Nietzsche then goes on to claim that modern society is inherently atheist, with the past ideas of .
He claims that Christianity forces man to reject work in favour of a leisure class lifestyle (something that is detrimental).
Master morality is so named because it was created by the ruling class, the distinguished, the aristocrats, and it essentially considers strength, power, and bravery to be "good." The "good" was created out of an affirmation and pride of their power and honor.
Additional attributes of those bearing the stamp of master morality are having a hard heart, being egotistical, intolerant and of distinguished origin, as well as emerging from a life of solitude.
Naturally, those deemed as "evil" are those people who belong to the upper class, who are considered characteristically cruel, strange, and dangerous.
Nietzsche, believed that Christianity, the Enlightenment, the Industrial Revolution, democracy and the subsequent equal coexistence in power and strength of humans was leading to society's decay and the rampant unnatural acceptance of slave morality.
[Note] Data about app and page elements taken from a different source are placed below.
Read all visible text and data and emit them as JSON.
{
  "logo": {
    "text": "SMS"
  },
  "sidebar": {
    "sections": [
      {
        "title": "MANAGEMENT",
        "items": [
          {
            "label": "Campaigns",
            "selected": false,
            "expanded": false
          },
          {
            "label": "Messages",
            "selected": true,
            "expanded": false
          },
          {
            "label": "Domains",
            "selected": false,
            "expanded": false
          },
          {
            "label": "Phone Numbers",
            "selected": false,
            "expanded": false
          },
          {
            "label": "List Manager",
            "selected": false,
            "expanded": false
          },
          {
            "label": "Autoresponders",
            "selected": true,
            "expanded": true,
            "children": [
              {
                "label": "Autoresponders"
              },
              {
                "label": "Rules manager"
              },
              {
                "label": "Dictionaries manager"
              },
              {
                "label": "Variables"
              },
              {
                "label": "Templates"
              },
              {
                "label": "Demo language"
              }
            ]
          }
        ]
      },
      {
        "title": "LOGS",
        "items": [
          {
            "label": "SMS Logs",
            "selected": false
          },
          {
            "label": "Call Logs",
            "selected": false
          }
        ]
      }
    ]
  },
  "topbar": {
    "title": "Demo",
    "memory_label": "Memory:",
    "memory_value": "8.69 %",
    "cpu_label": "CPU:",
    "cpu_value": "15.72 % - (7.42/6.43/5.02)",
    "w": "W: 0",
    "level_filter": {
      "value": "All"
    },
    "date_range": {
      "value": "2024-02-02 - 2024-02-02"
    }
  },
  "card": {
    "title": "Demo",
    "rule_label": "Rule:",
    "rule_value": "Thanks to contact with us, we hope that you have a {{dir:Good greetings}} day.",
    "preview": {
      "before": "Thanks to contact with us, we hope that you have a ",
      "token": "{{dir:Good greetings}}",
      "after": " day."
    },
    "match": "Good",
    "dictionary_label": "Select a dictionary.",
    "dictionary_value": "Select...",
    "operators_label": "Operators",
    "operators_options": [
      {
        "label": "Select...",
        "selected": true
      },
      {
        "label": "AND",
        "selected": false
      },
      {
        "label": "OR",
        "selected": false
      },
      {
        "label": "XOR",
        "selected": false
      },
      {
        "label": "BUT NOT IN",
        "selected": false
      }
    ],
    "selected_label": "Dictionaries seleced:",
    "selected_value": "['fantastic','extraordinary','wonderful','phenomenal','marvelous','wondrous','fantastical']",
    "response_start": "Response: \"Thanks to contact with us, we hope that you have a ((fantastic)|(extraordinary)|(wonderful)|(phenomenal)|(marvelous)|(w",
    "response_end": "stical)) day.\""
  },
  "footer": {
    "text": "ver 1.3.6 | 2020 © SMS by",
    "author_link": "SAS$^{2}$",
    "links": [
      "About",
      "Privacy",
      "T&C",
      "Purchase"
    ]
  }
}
Part 5: Natural History of Morals He starts by claiming that morality is not objective, and no philosopher has ever succeeded in defining it beyond what applies to their time, village, country, church etc.
Furthermore, he states that we see much less than we believe, taking in only a larger generalisation of things and using prior-knowledge and bias to fill in the rest (comparing this to seeing a tree).
Those deemed as "bad" by the "great men" are those who belong to the lower class, who are characteristically common and mediocre in the eyes of the ruling class.
Conversely, slave morality, represents the masses and herds, in other words, the tainted and mediocre stratosphere of Nietzschean society.